Nov 17, 2014

Flag Raising Ceremony at Pioneer Heritage Middle SchoolMonuments are usually built for large groups of faceless people long gone from memory.

But Pioneer Heritage Middle School spent the week of November 10-14 recognizing Monumental Heroes who are the grandparents, parents, aunts, uncles, sons, daughters, brothers and sisters of the PHMS family.

A wall of honor was displayed in the school halls with men and women from all branches of the service and multiple times of deployment. Speakers and events were held throughout the week to honor the service of veterans and educate middle school students about the sacrifices made on their behalf.

Veterans young and old and their families stood outside PHMS on Monday morning as Troop 51 of the Boy Scouts posted the colors before a celebration breakfast.

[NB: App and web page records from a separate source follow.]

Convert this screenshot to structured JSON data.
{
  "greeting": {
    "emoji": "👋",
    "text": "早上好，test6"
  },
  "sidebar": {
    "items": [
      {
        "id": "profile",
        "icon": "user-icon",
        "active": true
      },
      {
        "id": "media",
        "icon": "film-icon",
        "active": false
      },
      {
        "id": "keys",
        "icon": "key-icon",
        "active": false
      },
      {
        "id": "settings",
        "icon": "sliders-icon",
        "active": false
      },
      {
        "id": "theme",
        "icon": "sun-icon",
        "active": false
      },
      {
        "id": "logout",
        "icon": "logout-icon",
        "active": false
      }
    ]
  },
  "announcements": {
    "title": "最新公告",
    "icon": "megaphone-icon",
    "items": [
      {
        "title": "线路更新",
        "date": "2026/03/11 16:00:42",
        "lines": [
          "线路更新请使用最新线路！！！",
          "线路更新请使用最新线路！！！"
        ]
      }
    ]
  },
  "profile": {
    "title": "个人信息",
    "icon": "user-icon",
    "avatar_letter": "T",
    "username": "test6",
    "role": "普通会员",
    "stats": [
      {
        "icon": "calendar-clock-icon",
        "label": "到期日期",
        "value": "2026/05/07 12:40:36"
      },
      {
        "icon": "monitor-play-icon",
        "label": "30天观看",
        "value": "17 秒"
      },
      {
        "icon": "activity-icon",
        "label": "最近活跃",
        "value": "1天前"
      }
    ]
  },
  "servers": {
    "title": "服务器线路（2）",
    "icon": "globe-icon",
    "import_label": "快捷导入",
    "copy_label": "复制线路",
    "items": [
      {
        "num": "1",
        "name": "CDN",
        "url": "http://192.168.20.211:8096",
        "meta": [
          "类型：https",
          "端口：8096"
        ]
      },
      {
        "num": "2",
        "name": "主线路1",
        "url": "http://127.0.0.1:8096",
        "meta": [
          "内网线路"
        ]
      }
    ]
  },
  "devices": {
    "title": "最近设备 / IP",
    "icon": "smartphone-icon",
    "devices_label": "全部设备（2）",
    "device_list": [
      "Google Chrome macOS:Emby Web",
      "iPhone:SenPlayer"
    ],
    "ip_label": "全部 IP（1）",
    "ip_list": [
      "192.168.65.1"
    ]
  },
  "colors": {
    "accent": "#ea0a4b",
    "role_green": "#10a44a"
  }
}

The salutes were crisp and the pledge to flag of the United States just as sincere as it had ever been. Monday that enduring vow was recited at a school flagpole but for many it may have once been said on a Navy ship sailing off the shores of Korea, in the jungles of  Vietnam or in the desert heat of the Middle East – perhaps even during World War II.

Guests of the event were treated to patriotic music from the symphonic band, orchestra and choir. Norma’s Café provided the breakfast buffet, through the assistance of the Parent Teacher Organization.

PHMS students saw just how important honoring veterans is to their principal Rocky Agan in his temperament and actions with visiting vets. His mother and father, who were among the guests, met the day after a handsome young William Agan got out of the Army. But it was the story of Lt. Col. Chris Jackson and Lt. Col. Val Jackson, parents of Elizabeth Jackson, which moved so many.

The Jacksons are both United States Marines – though Chris has recently retired from service. They married and raised their children while juggling their military schedules, assignments and deployments. They, like many, realized life was going to be different after September 11, 2001. Keeping their family together and safe has been a partnership for them as a couple. It also involved trust in the military they served, their own families, and in the schools their children attended. Both were full of praise for the support and help they have received from teachers across the United States as they served their country and protected their children.

“When Elizabeth was in first grade, her teacher, Ms. Carmen, had been in the service. She would let her sit on her lap every day and send an email to Chris,” Val Jackson said.

Both Chris and Val hope they are in Frisco for a good long while. They want it to be their family home as their children grow older.

But if something should happen and the call comes and they, like their fellow marines were called to stand ready, they would go.

And they would know that at home teachers, PTO moms, and neighbors would be there to keep their children safe.

PHMS Vets Breakfast